Heritage Research Impacts Policy on Tax Cuts and Immigration


Heritage Research Impacts Policy on Tax Cuts and Immigration

February 21st, 2020

Members of Congress recently introduced two bills that include policy proposals from Heritage Foundation experts.

The Accelerate Long-Term Investment Growth Now (ALIGN) Act, introduced by Sen. Pat Toomy R.-Pa., is designed to help keep the economy growing and wages rising. The legislation focuses on making the expensing portion of the 2017 Tax and Jobs Cut Act permanent instead of expiring in 2022, a move that Heritage has strongly advocated.

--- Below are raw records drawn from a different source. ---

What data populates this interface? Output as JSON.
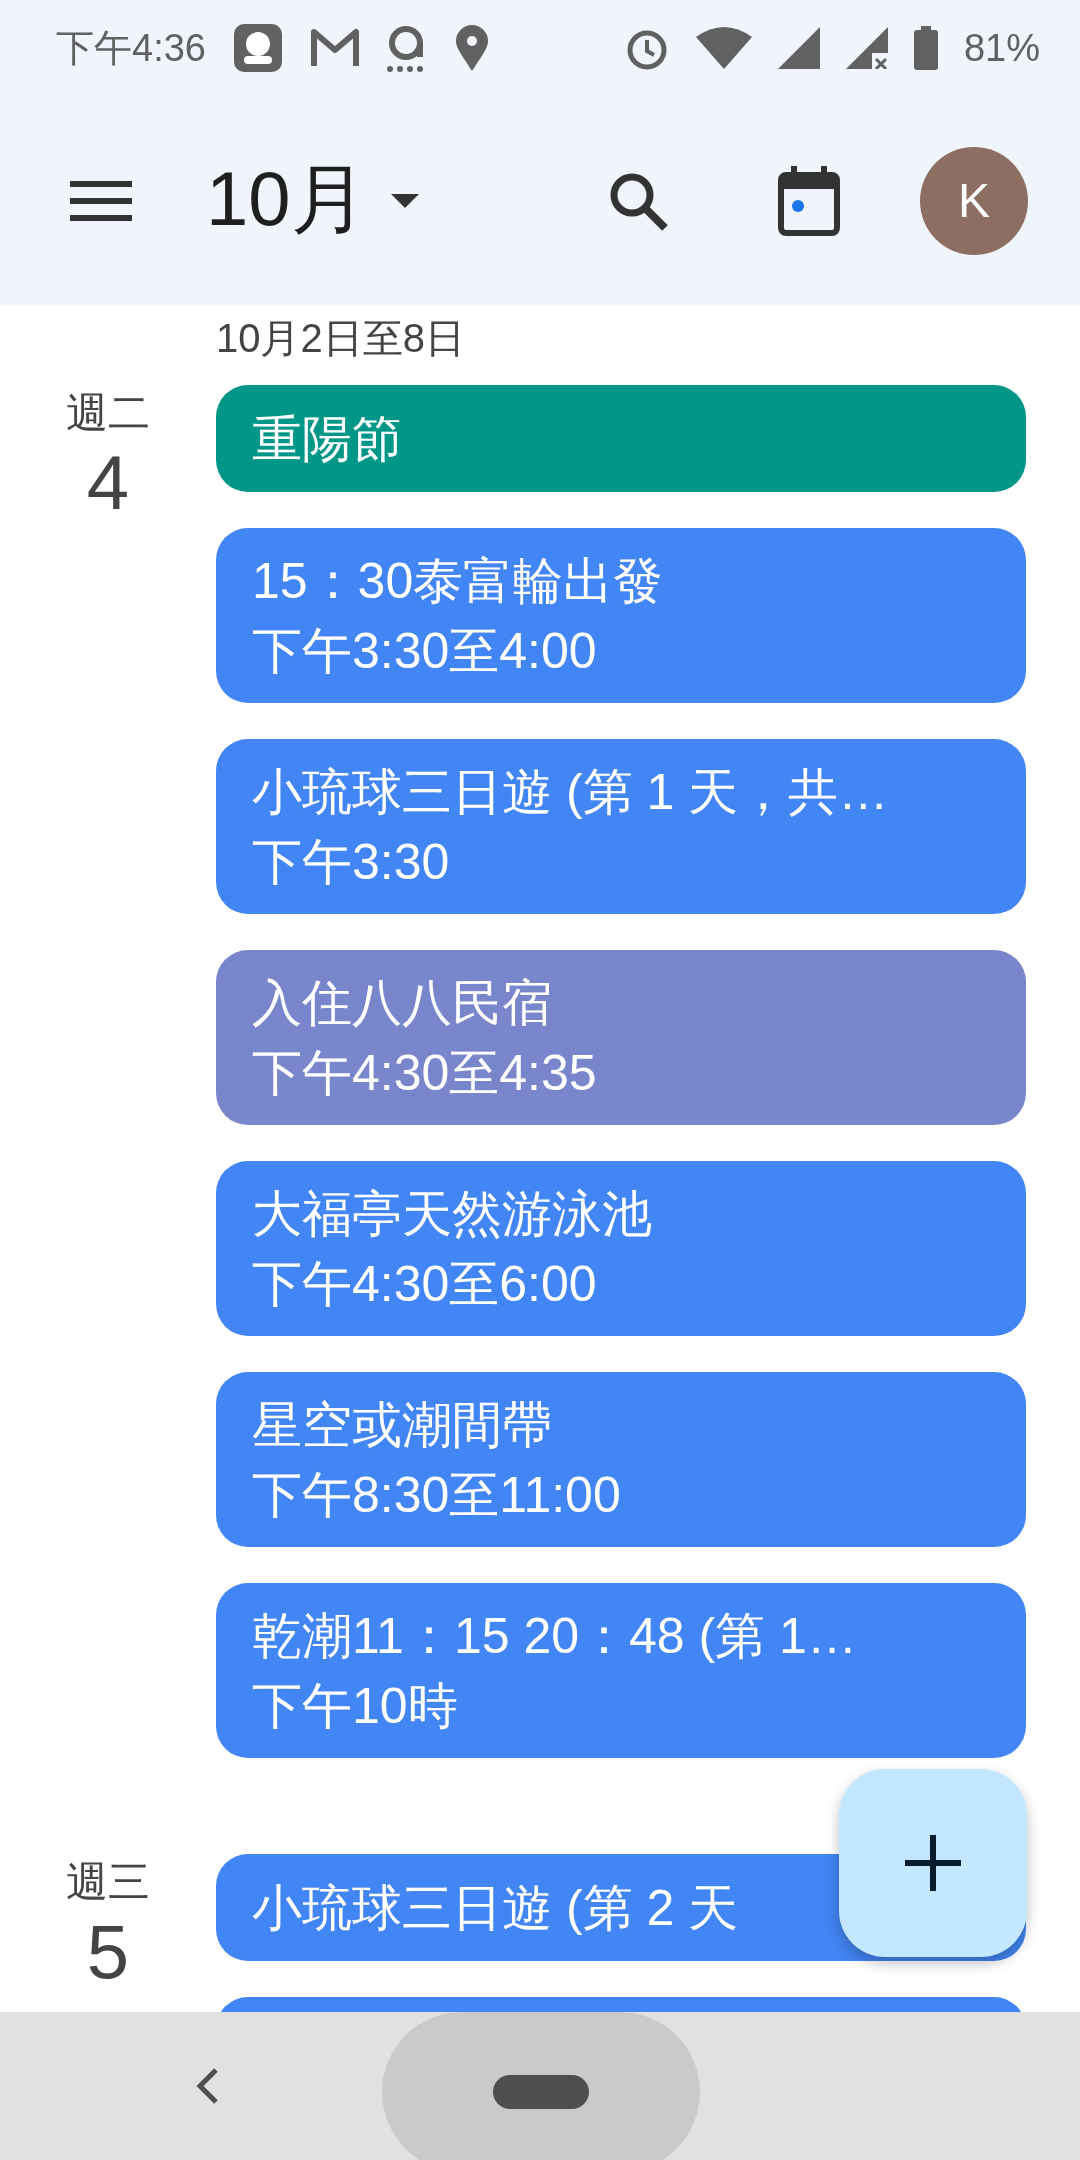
{
  "status_bar": {
    "time": "下午4:36",
    "battery": "81%"
  },
  "header": {
    "month": "10月",
    "avatar_letter": "K"
  },
  "week_range": "10月2日至8日",
  "days": [
    {
      "weekday": "週二",
      "date": "4",
      "events": [
        {
          "title": "重陽節",
          "color": "#009688"
        },
        {
          "title": "15：30泰富輪出發",
          "time": "下午3:30至4:00",
          "color": "#4285f4"
        },
        {
          "title": "小琉球三日遊 (第 1 天，共…",
          "time": "下午3:30",
          "color": "#4285f4"
        },
        {
          "title": "入住八八民宿",
          "time": "下午4:30至4:35",
          "color": "#7986cb"
        },
        {
          "title": "大福亭天然游泳池",
          "time": "下午4:30至6:00",
          "color": "#4285f4"
        },
        {
          "title": "星空或潮間帶",
          "time": "下午8:30至11:00",
          "color": "#4285f4"
        },
        {
          "title": "乾潮11：15 20：48 (第 1…",
          "time": "下午10時",
          "color": "#4285f4"
        }
      ]
    },
    {
      "weekday": "週三",
      "date": "5",
      "events": [
        {
          "title": "小琉球三日遊 (第 2 天",
          "color": "#4285f4"
        },
        {
          "color": "#4285f4"
        }
      ]
    }
  ]
}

“Until now, every major proposal to make the 2017 tax cuts permanent has neglected to address the expiration of the most pro-growth piece of the reform: full and immediate expensing,” writes Adam Michel, a senior policy analyst in Heritage’s Grover M. Hermann Center for the Federal Budget.

Michel has written extensively on the positive impact of the tax cuts and believes that Congress should seize on every opportunity to improve the current tax plan to further enhance the proposed reforms’ benefits for all Americans.

Michel’s reports—“Simple Changes Could Double the Increase in GDP from Tax Reform” and “Four Priorities for Tax Reform 2.0—and Seven Supporting Reforms”—match up with the ALIGN Act.

Michel has also appeared frequently on cable news and radio to advocate for the change.


Heritage senior legal fellows Hans von Spakovsky and Cully Stimson helped shape another bill introduced by Sen. Marsha Blackburn, R-Tenn., and Rep. Ken Buck R.-Colo.

The Stop Greenlighting Driver Licenses for Illegal Immigrants Act seeks to restrict funding for states that grant driver's licenses to illegal immigrants or fail to share information about criminal aliens with the federal government.

In their report “Enforcing Immigration Law: What States Can Do To Assist the Federal Government and Fight the Illegal Immigration Problem,” von Spakovsky and Stimson write:

"A driver’s license gives the alien the ability to travel freely throughout the country and is used for countless other purposes, including registering to vote and applying for government benefits, as well as establishing bank and credit card accounts. As one critic has said, it provides illegal aliens with the appearance of ‘legality, giving the alien access to goods and services he would otherwise be unable to use.’ And it ‘defies common sense to contend that the best way to combat accidents by illegal aliens is to give them all drivers’ licenses…to prevent crashes by unlicensed drivers, that state should discourage them from driving in the first place.’” 

Heritage’s Lora Ries, a senior research fellow who previously worked at the Department of Homeland Security, also contributed to the topic in her recent article on greenlight laws.

And Mike Howell, senior advisor to executive branch relations at Heritage, appeared on Fox Business to discuss the topic.


Both of these bills reflect Heritage’s impact on Capitol Hill. Tommy Binion, vice president of government relations, said Heritage experts are committed to providing members of Congress with the research they need to shape public policies.

“Heritage research has a major influence on Capitol Hill and can really transform the importance with which certain lawmakers view an issue,” Binion said. “In these most recent cases, Heritage’s work can be realized through actual policy outcomes. As a team, we take great pride in the role that we get to play in bringing Heritage research to the attention of lawmakers. Seeing these bills being introduced is a testament to the great work that Heritage is doing and really shows the true depth of the policy impact that we have.”

Jessica Anderson, vice president of Heritage Action for America, said the organization has worked closely with the sponsors of both bills. She said they are a “great example of using Heritage research on Capitol Hill.”